======== RECORDS FOR THE EXERCISE

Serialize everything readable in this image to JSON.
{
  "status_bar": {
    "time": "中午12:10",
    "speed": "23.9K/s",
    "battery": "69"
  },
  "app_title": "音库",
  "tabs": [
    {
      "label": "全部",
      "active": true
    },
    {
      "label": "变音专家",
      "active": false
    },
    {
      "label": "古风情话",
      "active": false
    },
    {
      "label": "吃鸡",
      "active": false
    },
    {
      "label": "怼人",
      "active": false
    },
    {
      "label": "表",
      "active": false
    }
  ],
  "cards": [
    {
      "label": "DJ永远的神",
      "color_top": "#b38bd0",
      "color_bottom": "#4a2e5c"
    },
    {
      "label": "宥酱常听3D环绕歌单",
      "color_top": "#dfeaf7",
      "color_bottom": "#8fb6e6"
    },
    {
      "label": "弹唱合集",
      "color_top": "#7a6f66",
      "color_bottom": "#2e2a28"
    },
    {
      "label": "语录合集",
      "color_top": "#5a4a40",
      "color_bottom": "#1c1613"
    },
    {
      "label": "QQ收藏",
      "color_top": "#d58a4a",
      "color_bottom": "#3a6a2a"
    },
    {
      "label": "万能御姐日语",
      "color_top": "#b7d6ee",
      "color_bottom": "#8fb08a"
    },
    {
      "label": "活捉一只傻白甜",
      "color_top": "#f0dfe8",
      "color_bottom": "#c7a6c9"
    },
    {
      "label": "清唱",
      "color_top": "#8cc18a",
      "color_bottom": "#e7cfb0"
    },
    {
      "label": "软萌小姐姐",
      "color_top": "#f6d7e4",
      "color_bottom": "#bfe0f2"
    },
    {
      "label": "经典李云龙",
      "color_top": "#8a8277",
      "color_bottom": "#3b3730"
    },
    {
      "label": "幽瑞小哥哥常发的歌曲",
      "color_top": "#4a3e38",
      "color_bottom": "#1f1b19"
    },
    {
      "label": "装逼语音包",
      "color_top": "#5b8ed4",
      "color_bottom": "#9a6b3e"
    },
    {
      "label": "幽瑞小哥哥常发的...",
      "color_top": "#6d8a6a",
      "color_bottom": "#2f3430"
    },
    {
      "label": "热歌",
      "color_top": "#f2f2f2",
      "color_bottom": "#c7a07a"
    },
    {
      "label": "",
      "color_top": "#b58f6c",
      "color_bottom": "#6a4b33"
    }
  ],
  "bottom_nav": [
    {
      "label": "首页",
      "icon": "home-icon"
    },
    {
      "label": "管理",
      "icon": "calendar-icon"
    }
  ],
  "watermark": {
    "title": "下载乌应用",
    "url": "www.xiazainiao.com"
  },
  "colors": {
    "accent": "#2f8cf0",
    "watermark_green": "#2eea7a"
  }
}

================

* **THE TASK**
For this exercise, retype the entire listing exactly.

* **SOLUTION TO THIS PROBLEM**
Serialize everything readable in this image to JSON.
{
  "status_bar": {
    "time": "中午12:10",
    "speed": "23.9K/s",
    "battery": "69"
  },
  "app_title": "音库",
  "tabs": [
    {
      "label": "全部",
      "active": true
    },
    {
      "label": "变音专家",
      "active": false
    },
    {
      "label": "古风情话",
      "active": false
    },
    {
      "label": "吃鸡",
      "active": false
    },
    {
      "label": "怼人",
      "active": false
    },
    {
      "label": "表",
      "active": false
    }
  ],
  "cards": [
    {
      "label": "DJ永远的神",
      "color_top": "#b38bd0",
      "color_bottom": "#4a2e5c"
    },
    {
      "label": "宥酱常听3D环绕歌单",
      "color_top": "#dfeaf7",
      "color_bottom": "#8fb6e6"
    },
    {
      "label": "弹唱合集",
      "color_top": "#7a6f66",
      "color_bottom": "#2e2a28"
    },
    {
      "label": "语录合集",
      "color_top": "#5a4a40",
      "color_bottom": "#1c1613"
    },
    {
      "label": "QQ收藏",
      "color_top": "#d58a4a",
      "color_bottom": "#3a6a2a"
    },
    {
      "label": "万能御姐日语",
      "color_top": "#b7d6ee",
      "color_bottom": "#8fb08a"
    },
    {
      "label": "活捉一只傻白甜",
      "color_top": "#f0dfe8",
      "color_bottom": "#c7a6c9"
    },
    {
      "label": "清唱",
      "color_top": "#8cc18a",
      "color_bottom": "#e7cfb0"
    },
    {
      "label": "软萌小姐姐",
      "color_top": "#f6d7e4",
      "color_bottom": "#bfe0f2"
    },
    {
      "label": "经典李云龙",
      "color_top": "#8a8277",
      "color_bottom": "#3b3730"
    },
    {
      "label": "幽瑞小哥哥常发的歌曲",
      "color_top": "#4a3e38",
      "color_bottom": "#1f1b19"
    },
    {
      "label": "装逼语音包",
      "color_top": "#5b8ed4",
      "color_bottom": "#9a6b3e"
    },
    {
      "label": "幽瑞小哥哥常发的...",
      "color_top": "#6d8a6a",
      "color_bottom": "#2f3430"
    },
    {
      "label": "热歌",
      "color_top": "#f2f2f2",
      "color_bottom": "#c7a07a"
    },
    {
      "label": "",
      "color_top": "#b58f6c",
      "color_bottom": "#6a4b33"
    }
  ],
  "bottom_nav": [
    {
      "label": "首页",
      "icon": "home-icon"
    },
    {
      "label": "管理",
      "icon": "calendar-icon"
    }
  ],
  "watermark": {
    "title": "下载乌应用",
    "url": "www.xiazainiao.com"
  },
  "colors": {
    "accent": "#2f8cf0",
    "watermark_green": "#2eea7a"
  }
}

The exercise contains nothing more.